RECORDS TO PROCESS.
══════════
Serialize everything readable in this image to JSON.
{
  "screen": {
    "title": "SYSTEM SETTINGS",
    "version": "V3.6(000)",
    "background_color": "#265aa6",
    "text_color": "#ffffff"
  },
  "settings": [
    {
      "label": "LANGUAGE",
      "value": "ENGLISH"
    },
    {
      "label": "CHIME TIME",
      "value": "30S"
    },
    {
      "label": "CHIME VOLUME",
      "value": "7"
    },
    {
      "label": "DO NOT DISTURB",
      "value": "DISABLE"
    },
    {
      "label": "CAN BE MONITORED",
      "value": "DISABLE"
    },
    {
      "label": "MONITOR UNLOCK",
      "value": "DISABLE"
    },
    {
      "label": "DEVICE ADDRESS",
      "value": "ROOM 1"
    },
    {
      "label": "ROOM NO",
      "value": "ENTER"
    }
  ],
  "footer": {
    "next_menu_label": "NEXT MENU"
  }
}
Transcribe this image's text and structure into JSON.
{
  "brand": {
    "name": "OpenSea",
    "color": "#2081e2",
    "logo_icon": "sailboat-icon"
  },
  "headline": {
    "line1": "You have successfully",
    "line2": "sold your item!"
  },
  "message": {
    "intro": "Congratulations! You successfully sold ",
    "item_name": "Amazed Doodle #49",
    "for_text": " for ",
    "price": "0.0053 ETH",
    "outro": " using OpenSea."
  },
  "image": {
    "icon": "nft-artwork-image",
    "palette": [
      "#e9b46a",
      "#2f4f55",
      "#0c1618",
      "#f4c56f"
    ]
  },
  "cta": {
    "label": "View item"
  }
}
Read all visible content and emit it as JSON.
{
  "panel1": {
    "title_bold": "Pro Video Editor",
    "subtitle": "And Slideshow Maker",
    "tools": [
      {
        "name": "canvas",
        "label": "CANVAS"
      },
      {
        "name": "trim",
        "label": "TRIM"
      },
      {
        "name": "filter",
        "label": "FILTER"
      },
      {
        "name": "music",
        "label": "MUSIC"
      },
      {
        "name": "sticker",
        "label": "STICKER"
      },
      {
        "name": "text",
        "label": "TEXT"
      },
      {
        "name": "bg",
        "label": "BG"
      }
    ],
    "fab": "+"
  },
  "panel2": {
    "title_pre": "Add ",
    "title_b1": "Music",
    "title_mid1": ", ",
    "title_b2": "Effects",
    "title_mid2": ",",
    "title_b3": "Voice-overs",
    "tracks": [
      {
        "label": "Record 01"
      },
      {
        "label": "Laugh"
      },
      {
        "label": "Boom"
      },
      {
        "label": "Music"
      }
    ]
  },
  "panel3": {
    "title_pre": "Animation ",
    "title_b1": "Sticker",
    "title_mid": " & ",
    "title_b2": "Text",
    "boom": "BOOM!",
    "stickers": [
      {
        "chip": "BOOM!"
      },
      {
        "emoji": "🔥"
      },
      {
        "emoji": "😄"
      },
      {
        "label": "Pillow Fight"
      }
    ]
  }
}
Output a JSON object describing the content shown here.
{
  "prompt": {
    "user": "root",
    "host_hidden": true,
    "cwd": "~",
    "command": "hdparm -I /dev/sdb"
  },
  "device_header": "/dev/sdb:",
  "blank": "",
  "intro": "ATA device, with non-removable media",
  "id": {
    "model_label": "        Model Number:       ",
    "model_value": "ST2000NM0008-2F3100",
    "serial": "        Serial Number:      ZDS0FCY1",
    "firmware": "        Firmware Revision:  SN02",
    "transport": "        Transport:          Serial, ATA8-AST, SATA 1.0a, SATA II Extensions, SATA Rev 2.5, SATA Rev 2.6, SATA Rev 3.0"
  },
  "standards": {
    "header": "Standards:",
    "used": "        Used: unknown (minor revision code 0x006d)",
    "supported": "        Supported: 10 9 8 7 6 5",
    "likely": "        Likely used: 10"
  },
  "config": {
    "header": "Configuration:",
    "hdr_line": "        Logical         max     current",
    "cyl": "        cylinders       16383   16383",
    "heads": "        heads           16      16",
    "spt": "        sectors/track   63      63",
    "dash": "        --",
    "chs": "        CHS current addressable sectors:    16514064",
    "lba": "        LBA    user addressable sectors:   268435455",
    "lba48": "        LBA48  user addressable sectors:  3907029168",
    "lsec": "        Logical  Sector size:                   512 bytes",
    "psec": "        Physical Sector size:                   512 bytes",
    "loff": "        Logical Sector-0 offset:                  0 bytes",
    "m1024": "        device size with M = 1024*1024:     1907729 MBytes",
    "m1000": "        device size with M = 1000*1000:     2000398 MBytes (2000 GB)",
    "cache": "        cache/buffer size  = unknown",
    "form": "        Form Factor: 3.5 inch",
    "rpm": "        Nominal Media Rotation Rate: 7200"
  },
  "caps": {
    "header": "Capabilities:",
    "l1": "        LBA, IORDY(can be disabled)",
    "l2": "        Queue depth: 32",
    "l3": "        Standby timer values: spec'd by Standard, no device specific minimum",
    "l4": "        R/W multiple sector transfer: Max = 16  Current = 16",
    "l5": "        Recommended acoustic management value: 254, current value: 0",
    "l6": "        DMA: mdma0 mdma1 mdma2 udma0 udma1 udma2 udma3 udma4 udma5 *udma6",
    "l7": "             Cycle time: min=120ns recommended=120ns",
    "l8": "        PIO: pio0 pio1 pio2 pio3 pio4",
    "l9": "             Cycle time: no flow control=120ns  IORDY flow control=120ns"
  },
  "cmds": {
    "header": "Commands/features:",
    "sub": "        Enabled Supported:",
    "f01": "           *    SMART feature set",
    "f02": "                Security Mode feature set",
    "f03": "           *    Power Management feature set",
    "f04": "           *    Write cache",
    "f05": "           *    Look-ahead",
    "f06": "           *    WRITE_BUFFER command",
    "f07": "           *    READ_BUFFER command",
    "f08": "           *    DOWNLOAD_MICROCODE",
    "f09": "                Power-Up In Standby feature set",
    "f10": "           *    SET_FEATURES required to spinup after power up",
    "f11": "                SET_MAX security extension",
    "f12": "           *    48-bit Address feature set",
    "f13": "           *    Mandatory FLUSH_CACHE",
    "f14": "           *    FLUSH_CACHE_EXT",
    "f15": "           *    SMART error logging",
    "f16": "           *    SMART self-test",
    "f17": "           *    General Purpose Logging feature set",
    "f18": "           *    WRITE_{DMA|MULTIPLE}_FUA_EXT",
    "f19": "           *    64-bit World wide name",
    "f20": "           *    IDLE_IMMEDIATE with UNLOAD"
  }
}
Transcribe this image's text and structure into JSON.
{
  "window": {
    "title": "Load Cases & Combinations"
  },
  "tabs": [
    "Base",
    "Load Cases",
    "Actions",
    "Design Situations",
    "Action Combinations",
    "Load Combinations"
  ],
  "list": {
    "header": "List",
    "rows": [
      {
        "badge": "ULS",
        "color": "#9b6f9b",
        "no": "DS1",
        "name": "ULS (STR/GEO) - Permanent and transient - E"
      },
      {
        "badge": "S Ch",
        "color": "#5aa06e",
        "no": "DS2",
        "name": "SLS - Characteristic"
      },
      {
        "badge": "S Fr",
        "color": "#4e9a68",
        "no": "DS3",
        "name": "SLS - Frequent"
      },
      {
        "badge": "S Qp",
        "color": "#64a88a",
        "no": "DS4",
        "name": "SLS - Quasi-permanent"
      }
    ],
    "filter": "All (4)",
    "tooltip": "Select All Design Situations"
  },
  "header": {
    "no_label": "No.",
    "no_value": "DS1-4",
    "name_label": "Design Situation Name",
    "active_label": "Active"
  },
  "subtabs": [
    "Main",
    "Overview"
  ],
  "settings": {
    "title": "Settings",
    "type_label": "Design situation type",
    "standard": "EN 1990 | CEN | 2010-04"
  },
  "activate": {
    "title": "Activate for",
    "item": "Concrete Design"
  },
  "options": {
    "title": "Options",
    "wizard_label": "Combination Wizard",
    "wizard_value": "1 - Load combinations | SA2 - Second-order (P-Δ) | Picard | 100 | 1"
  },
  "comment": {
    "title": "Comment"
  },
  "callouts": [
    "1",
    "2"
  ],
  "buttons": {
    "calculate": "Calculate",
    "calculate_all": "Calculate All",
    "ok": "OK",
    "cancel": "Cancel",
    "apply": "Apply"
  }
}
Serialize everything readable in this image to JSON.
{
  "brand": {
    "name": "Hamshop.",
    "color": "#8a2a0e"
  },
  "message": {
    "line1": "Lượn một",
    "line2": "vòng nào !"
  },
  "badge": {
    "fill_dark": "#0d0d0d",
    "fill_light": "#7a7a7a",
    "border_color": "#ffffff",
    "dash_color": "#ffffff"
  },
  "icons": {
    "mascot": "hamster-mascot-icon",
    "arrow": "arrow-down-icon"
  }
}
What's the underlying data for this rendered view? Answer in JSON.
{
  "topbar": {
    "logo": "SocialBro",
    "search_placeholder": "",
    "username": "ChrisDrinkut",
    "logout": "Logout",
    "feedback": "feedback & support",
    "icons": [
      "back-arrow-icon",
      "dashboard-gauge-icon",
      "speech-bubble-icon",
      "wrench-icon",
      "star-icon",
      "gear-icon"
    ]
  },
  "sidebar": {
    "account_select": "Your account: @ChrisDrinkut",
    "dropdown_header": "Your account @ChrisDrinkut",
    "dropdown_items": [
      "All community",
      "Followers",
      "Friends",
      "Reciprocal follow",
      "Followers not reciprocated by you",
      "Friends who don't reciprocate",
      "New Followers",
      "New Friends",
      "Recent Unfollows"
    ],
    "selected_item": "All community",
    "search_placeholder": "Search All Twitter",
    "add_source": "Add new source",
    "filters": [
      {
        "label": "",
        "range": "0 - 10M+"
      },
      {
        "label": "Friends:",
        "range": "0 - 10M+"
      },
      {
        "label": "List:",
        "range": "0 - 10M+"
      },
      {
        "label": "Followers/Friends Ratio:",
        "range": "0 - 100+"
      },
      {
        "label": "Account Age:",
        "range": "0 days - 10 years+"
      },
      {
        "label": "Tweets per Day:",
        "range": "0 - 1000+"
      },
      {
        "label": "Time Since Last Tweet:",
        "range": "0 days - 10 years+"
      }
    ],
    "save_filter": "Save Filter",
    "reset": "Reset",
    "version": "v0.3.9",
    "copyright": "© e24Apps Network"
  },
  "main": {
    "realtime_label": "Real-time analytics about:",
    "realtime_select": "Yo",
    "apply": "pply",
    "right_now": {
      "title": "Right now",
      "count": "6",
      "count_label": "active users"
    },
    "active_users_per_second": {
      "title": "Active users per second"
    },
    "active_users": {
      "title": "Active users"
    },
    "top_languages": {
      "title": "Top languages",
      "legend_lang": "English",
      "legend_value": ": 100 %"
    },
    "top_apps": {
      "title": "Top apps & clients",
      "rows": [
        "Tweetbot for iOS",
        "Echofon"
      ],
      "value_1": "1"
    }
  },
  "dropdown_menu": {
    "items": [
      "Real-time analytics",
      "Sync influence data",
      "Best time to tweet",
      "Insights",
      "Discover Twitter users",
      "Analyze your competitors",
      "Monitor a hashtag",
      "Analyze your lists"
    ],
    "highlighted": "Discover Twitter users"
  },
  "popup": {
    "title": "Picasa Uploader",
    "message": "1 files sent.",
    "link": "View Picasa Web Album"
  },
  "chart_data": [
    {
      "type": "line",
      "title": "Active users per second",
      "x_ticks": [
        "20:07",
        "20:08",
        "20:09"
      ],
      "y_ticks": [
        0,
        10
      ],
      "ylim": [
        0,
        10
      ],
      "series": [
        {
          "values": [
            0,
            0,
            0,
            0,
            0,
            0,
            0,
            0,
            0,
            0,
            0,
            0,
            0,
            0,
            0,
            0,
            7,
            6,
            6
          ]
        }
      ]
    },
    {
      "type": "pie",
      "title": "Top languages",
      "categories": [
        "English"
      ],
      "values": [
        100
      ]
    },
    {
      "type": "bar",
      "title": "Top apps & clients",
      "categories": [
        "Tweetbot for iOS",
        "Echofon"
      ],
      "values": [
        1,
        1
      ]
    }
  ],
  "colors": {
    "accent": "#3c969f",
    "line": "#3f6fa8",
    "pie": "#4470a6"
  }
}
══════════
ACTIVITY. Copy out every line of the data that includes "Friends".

ANSWER FOR THIS EXERCISE.
      "Friends",
      "Friends who don't reciprocate",
      "New Friends",
        "label": "Friends:",
        "label": "Followers/Friends Ratio:",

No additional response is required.